A quick guide to calculating effective supervision:

  • We recommend using the STAGED approach as a framework for considering all the factors involved: Staffing, Transport, Activity, Group, Environmental conditions, and Distance from school.
  • Identifying a starting point for your staffing levels can help support the decision-making process. Any deviation from this number, particularly if it results in fewer staff, should be considered, and documented.
  • It is important that individual 1:1 support staff are not included in the overall staffing levels. Their responsibility is to the individual they are supporting, not the wider group.

Children on climbing frame

Jake recommends asking the question about how many supervising adults you need to ensure there is effective supervision. 

Everyone involved must use their professional judgment and if any of these individuals are not satisfied with the supervision arrangements, the visit should not go ahead.

Finally, always speak to your Educational Visits Adviser if you are unsure or need support with effective supervision.

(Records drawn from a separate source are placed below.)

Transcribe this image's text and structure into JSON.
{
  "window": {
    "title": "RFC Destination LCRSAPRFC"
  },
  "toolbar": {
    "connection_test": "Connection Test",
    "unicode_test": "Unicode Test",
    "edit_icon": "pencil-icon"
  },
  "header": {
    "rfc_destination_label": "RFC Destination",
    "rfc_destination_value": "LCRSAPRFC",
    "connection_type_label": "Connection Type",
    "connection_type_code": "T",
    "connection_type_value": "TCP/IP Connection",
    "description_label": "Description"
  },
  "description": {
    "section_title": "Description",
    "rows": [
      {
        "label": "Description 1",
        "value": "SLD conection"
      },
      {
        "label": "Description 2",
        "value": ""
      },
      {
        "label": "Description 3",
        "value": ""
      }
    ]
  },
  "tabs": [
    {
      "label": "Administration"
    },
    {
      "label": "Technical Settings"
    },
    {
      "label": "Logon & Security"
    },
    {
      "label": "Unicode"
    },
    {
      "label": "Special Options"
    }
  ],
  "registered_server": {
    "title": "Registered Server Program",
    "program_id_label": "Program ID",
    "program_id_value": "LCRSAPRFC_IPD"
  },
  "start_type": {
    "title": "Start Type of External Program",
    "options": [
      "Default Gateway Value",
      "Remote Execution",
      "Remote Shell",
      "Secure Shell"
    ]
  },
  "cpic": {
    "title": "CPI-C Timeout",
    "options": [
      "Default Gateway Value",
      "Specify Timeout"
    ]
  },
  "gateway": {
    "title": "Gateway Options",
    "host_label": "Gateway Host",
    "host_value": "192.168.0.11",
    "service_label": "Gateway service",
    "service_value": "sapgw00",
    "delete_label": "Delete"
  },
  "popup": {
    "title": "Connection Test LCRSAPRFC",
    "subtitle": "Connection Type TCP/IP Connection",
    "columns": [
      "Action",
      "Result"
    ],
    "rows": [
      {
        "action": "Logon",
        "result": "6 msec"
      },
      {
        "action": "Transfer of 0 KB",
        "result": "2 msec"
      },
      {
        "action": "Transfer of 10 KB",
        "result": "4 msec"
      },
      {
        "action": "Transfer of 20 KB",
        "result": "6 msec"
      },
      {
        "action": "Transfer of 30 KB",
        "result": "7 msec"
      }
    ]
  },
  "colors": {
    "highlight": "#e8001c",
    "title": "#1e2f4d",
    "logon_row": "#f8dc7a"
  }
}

There are no silly questions when it comes to keeping children and young people safe on educational visits.

Fewer, more competent staff may provide a safer environment than a larger number of less competent staff.

The 3Cs – a useful decision-making tool

Competence – of all the staff, including volunteers and helpers

Capacity – are there sufficient staff to manage the group and specific needs?

Contingency – what is the plan if there is an unexpected development?

Search for ‘ratios’ to find OEAP National Guidance at oeapng.info

EVOLVE Advice provides training, advice, guidance and online systems to over 3,000 schools, trusts and local authorities. Find out more at www.evolveadvice.co.uk